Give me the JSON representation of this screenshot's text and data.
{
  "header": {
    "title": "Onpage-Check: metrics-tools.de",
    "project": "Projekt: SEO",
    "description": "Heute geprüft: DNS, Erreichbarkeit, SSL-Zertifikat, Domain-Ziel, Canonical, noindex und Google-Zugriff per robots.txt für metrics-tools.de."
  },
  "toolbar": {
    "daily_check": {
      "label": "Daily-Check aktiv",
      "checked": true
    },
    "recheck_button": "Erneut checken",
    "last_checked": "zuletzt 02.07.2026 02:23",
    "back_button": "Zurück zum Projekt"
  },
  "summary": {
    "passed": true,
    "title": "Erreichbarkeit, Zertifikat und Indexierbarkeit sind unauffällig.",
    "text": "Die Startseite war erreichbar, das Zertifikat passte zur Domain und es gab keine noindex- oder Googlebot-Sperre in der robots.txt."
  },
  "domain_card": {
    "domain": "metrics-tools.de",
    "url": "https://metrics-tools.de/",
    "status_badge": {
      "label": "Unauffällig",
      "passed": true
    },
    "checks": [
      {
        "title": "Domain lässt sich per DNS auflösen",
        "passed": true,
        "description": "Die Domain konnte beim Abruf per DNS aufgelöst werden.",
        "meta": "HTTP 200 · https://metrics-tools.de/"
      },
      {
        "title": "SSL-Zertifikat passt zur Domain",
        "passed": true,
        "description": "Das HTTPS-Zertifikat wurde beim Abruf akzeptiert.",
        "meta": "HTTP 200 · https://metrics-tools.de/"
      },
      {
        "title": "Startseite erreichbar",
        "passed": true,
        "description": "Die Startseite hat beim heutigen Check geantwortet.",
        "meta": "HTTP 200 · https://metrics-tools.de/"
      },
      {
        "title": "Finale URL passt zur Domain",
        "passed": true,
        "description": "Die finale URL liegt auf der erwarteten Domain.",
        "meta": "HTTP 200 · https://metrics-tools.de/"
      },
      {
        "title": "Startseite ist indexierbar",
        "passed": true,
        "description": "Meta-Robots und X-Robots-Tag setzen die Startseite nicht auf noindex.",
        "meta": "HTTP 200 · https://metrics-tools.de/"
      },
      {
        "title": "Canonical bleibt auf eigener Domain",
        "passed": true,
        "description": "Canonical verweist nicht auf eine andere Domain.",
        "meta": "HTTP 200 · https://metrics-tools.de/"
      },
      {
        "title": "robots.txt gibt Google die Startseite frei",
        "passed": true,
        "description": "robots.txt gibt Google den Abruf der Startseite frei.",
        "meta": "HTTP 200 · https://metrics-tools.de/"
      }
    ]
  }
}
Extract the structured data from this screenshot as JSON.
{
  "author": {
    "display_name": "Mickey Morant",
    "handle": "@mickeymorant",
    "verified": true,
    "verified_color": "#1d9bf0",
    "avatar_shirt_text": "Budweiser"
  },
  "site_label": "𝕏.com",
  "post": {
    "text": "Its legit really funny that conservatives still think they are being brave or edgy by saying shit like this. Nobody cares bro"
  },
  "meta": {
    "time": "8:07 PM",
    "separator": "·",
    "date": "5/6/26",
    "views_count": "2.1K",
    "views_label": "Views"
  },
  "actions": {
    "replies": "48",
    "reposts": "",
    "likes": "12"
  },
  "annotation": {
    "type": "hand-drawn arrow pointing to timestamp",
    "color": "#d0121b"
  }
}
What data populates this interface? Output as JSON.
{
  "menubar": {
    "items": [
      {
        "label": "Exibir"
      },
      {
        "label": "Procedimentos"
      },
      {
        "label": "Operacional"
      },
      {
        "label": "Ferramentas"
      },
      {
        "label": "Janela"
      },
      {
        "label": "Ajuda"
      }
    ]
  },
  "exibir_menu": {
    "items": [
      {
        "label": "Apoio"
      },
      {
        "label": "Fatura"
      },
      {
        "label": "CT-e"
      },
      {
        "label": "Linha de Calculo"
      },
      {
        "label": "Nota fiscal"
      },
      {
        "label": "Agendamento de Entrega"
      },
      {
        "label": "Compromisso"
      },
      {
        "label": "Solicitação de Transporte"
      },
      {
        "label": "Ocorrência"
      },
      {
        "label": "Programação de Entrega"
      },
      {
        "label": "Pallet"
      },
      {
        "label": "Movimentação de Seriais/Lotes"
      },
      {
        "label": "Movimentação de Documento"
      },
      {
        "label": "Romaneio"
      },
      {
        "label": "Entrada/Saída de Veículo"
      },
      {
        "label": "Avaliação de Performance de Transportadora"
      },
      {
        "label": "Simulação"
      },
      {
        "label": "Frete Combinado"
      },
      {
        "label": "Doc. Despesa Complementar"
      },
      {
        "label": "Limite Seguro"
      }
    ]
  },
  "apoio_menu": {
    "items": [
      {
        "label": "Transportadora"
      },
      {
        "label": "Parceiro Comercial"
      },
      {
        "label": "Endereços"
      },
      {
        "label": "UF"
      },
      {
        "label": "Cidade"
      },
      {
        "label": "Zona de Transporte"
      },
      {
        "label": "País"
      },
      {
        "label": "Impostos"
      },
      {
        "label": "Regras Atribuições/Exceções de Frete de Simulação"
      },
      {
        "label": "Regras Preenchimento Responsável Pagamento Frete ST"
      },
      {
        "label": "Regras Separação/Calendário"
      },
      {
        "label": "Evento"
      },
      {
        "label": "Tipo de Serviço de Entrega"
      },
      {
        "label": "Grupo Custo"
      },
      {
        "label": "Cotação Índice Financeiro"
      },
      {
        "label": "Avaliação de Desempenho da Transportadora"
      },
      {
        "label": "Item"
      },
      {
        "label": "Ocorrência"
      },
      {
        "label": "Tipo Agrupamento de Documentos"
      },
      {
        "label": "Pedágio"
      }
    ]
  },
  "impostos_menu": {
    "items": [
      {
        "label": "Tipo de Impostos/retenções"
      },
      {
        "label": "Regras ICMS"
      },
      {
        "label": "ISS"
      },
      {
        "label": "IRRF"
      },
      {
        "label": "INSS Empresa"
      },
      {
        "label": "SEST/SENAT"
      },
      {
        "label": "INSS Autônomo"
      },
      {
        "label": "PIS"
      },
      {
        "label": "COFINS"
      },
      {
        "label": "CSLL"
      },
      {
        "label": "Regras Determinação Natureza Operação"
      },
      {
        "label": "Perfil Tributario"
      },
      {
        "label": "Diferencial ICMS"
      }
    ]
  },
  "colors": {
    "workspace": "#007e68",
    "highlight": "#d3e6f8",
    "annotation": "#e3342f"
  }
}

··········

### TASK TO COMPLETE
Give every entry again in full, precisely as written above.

### SOLUTION TO THIS PROBLEM
Give me the JSON representation of this screenshot's text and data.
{
  "header": {
    "title": "Onpage-Check: metrics-tools.de",
    "project": "Projekt: SEO",
    "description": "Heute geprüft: DNS, Erreichbarkeit, SSL-Zertifikat, Domain-Ziel, Canonical, noindex und Google-Zugriff per robots.txt für metrics-tools.de."
  },
  "toolbar": {
    "daily_check": {
      "label": "Daily-Check aktiv",
      "checked": true
    },
    "recheck_button": "Erneut checken",
    "last_checked": "zuletzt 02.07.2026 02:23",
    "back_button": "Zurück zum Projekt"
  },
  "summary": {
    "passed": true,
    "title": "Erreichbarkeit, Zertifikat und Indexierbarkeit sind unauffällig.",
    "text": "Die Startseite war erreichbar, das Zertifikat passte zur Domain und es gab keine noindex- oder Googlebot-Sperre in der robots.txt."
  },
  "domain_card": {
    "domain": "metrics-tools.de",
    "url": "https://metrics-tools.de/",
    "status_badge": {
      "label": "Unauffällig",
      "passed": true
    },
    "checks": [
      {
        "title": "Domain lässt sich per DNS auflösen",
        "passed": true,
        "description": "Die Domain konnte beim Abruf per DNS aufgelöst werden.",
        "meta": "HTTP 200 · https://metrics-tools.de/"
      },
      {
        "title": "SSL-Zertifikat passt zur Domain",
        "passed": true,
        "description": "Das HTTPS-Zertifikat wurde beim Abruf akzeptiert.",
        "meta": "HTTP 200 · https://metrics-tools.de/"
      },
      {
        "title": "Startseite erreichbar",
        "passed": true,
        "description": "Die Startseite hat beim heutigen Check geantwortet.",
        "meta": "HTTP 200 · https://metrics-tools.de/"
      },
      {
        "title": "Finale URL passt zur Domain",
        "passed": true,
        "description": "Die finale URL liegt auf der erwarteten Domain.",
        "meta": "HTTP 200 · https://metrics-tools.de/"
      },
      {
        "title": "Startseite ist indexierbar",
        "passed": true,
        "description": "Meta-Robots und X-Robots-Tag setzen die Startseite nicht auf noindex.",
        "meta": "HTTP 200 · https://metrics-tools.de/"
      },
      {
        "title": "Canonical bleibt auf eigener Domain",
        "passed": true,
        "description": "Canonical verweist nicht auf eine andere Domain.",
        "meta": "HTTP 200 · https://metrics-tools.de/"
      },
      {
        "title": "robots.txt gibt Google die Startseite frei",
        "passed": true,
        "description": "robots.txt gibt Google den Abruf der Startseite frei.",
        "meta": "HTTP 200 · https://metrics-tools.de/"
      }
    ]
  }
}
Extract the structured data from this screenshot as JSON.
{
  "author": {
    "display_name": "Mickey Morant",
    "handle": "@mickeymorant",
    "verified": true,
    "verified_color": "#1d9bf0",
    "avatar_shirt_text": "Budweiser"
  },
  "site_label": "𝕏.com",
  "post": {
    "text": "Its legit really funny that conservatives still think they are being brave or edgy by saying shit like this. Nobody cares bro"
  },
  "meta": {
    "time": "8:07 PM",
    "separator": "·",
    "date": "5/6/26",
    "views_count": "2.1K",
    "views_label": "Views"
  },
  "actions": {
    "replies": "48",
    "reposts": "",
    "likes": "12"
  },
  "annotation": {
    "type": "hand-drawn arrow pointing to timestamp",
    "color": "#d0121b"
  }
}
What data populates this interface? Output as JSON.
{
  "menubar": {
    "items": [
      {
        "label": "Exibir"
      },
      {
        "label": "Procedimentos"
      },
      {
        "label": "Operacional"
      },
      {
        "label": "Ferramentas"
      },
      {
        "label": "Janela"
      },
      {
        "label": "Ajuda"
      }
    ]
  },
  "exibir_menu": {
    "items": [
      {
        "label": "Apoio"
      },
      {
        "label": "Fatura"
      },
      {
        "label": "CT-e"
      },
      {
        "label": "Linha de Calculo"
      },
      {
        "label": "Nota fiscal"
      },
      {
        "label": "Agendamento de Entrega"
      },
      {
        "label": "Compromisso"
      },
      {
        "label": "Solicitação de Transporte"
      },
      {
        "label": "Ocorrência"
      },
      {
        "label": "Programação de Entrega"
      },
      {
        "label": "Pallet"
      },
      {
        "label": "Movimentação de Seriais/Lotes"
      },
      {
        "label": "Movimentação de Documento"
      },
      {
        "label": "Romaneio"
      },
      {
        "label": "Entrada/Saída de Veículo"
      },
      {
        "label": "Avaliação de Performance de Transportadora"
      },
      {
        "label": "Simulação"
      },
      {
        "label": "Frete Combinado"
      },
      {
        "label": "Doc. Despesa Complementar"
      },
      {
        "label": "Limite Seguro"
      }
    ]
  },
  "apoio_menu": {
    "items": [
      {
        "label": "Transportadora"
      },
      {
        "label": "Parceiro Comercial"
      },
      {
        "label": "Endereços"
      },
      {
        "label": "UF"
      },
      {
        "label": "Cidade"
      },
      {
        "label": "Zona de Transporte"
      },
      {
        "label": "País"
      },
      {
        "label": "Impostos"
      },
      {
        "label": "Regras Atribuições/Exceções de Frete de Simulação"
      },
      {
        "label": "Regras Preenchimento Responsável Pagamento Frete ST"
      },
      {
        "label": "Regras Separação/Calendário"
      },
      {
        "label": "Evento"
      },
      {
        "label": "Tipo de Serviço de Entrega"
      },
      {
        "label": "Grupo Custo"
      },
      {
        "label": "Cotação Índice Financeiro"
      },
      {
        "label": "Avaliação de Desempenho da Transportadora"
      },
      {
        "label": "Item"
      },
      {
        "label": "Ocorrência"
      },
      {
        "label": "Tipo Agrupamento de Documentos"
      },
      {
        "label": "Pedágio"
      }
    ]
  },
  "impostos_menu": {
    "items": [
      {
        "label": "Tipo de Impostos/retenções"
      },
      {
        "label": "Regras ICMS"
      },
      {
        "label": "ISS"
      },
      {
        "label": "IRRF"
      },
      {
        "label": "INSS Empresa"
      },
      {
        "label": "SEST/SENAT"
      },
      {
        "label": "INSS Autônomo"
      },
      {
        "label": "PIS"
      },
      {
        "label": "COFINS"
      },
      {
        "label": "CSLL"
      },
      {
        "label": "Regras Determinação Natureza Operação"
      },
      {
        "label": "Perfil Tributario"
      },
      {
        "label": "Diferencial ICMS"
      }
    ]
  },
  "colors": {
    "workspace": "#007e68",
    "highlight": "#d3e6f8",
    "annotation": "#e3342f"
  }
}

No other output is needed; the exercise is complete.